**Problem**. Work through the material beneath and count the lines that include "icon"; the answer is that number alone.

**Information supplied**.
Start of Block
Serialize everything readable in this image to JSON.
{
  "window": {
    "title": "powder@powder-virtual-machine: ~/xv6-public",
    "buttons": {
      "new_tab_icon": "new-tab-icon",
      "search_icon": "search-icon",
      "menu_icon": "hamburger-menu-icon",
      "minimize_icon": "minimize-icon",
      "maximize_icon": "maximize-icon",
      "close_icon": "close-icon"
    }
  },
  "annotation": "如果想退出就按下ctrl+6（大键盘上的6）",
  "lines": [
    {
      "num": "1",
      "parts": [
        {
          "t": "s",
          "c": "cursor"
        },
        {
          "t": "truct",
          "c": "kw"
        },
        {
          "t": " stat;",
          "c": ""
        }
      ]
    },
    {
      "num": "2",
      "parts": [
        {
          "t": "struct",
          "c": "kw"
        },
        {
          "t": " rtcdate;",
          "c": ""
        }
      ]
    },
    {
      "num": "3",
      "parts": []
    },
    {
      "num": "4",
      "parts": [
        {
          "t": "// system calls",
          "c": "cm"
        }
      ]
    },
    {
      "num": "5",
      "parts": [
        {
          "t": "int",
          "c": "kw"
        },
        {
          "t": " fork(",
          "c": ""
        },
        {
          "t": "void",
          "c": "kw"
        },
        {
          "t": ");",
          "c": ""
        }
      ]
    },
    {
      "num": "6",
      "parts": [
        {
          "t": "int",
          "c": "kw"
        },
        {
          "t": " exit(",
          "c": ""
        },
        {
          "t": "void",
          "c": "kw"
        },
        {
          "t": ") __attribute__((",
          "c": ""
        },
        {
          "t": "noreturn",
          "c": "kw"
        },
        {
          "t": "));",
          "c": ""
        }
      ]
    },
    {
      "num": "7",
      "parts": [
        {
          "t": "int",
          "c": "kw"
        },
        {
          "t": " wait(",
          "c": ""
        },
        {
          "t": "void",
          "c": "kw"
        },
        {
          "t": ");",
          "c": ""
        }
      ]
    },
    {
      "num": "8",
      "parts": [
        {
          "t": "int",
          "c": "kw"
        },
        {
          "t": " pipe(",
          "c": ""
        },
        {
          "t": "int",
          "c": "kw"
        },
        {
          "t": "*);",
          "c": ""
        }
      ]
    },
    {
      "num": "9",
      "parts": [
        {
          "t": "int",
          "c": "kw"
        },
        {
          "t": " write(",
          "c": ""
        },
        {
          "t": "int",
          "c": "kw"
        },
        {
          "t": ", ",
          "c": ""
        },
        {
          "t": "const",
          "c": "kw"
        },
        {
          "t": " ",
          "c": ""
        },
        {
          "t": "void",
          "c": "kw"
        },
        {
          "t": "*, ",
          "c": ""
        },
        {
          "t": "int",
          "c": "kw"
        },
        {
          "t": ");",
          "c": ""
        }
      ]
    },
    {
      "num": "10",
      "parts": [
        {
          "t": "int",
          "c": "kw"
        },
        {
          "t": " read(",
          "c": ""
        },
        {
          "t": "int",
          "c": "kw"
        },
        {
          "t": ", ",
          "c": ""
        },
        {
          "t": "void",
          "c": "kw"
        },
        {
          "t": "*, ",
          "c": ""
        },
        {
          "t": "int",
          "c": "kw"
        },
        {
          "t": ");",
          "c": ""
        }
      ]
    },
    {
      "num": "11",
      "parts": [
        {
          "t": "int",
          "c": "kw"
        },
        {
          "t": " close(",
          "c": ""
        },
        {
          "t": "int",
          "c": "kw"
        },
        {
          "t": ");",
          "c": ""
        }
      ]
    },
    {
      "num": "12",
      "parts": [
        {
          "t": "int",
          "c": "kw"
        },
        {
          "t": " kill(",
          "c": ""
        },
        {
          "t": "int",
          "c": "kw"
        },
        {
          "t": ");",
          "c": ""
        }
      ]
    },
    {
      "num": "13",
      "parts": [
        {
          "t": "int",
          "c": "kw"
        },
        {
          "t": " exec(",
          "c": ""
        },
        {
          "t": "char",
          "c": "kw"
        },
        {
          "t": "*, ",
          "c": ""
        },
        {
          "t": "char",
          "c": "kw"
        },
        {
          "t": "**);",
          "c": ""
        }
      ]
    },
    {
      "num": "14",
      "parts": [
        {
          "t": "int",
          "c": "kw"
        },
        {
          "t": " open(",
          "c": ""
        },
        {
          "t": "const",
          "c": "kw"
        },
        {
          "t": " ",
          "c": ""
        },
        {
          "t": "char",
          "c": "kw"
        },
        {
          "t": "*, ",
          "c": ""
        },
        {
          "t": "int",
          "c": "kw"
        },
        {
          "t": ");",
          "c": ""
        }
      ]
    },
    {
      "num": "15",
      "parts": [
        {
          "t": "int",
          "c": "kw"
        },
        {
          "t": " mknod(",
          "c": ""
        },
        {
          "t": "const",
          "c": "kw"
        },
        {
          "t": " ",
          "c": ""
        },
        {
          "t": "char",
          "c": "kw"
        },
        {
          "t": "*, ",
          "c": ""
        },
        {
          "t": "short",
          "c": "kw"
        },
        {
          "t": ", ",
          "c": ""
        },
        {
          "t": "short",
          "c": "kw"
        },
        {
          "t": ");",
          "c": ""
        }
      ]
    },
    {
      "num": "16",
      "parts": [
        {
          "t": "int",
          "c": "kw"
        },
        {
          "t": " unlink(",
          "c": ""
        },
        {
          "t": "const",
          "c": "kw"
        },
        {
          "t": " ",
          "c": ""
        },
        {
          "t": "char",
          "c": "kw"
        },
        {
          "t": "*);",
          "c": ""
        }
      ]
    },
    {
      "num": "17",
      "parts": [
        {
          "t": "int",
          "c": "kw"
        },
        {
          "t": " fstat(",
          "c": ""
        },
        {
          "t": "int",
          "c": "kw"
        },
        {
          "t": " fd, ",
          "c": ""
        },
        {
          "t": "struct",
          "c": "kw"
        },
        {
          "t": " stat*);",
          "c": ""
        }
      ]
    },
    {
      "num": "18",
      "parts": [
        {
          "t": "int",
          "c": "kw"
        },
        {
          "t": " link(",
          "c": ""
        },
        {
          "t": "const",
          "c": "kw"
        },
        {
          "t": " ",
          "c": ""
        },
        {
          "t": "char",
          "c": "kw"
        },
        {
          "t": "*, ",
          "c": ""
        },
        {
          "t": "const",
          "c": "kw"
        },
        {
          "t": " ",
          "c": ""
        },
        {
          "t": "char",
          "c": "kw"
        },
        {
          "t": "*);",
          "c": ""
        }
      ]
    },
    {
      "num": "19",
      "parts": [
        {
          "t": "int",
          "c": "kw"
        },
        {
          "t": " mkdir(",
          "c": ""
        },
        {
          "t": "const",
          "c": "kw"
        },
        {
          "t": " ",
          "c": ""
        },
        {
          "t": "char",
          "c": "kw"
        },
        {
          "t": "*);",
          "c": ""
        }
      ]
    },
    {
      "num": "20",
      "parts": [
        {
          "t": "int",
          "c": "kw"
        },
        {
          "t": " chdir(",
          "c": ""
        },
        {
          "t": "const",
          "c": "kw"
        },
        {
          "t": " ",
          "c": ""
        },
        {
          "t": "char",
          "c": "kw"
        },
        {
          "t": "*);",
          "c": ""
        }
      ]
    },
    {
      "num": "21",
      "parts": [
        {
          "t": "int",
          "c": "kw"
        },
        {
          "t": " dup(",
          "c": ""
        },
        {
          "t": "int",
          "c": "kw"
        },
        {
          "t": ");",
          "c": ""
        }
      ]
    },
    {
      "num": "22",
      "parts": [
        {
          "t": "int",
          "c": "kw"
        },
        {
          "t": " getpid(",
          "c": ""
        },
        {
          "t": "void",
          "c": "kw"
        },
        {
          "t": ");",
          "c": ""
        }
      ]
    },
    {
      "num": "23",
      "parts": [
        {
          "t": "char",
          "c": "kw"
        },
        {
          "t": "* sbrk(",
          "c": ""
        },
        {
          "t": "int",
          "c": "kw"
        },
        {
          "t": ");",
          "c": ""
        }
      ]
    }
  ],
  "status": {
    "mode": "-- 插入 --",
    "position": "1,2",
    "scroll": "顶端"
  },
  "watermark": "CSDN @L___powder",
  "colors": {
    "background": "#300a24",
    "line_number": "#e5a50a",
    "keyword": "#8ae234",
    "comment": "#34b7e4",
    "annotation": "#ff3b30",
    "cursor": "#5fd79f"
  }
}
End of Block
**Exercise solution**. 6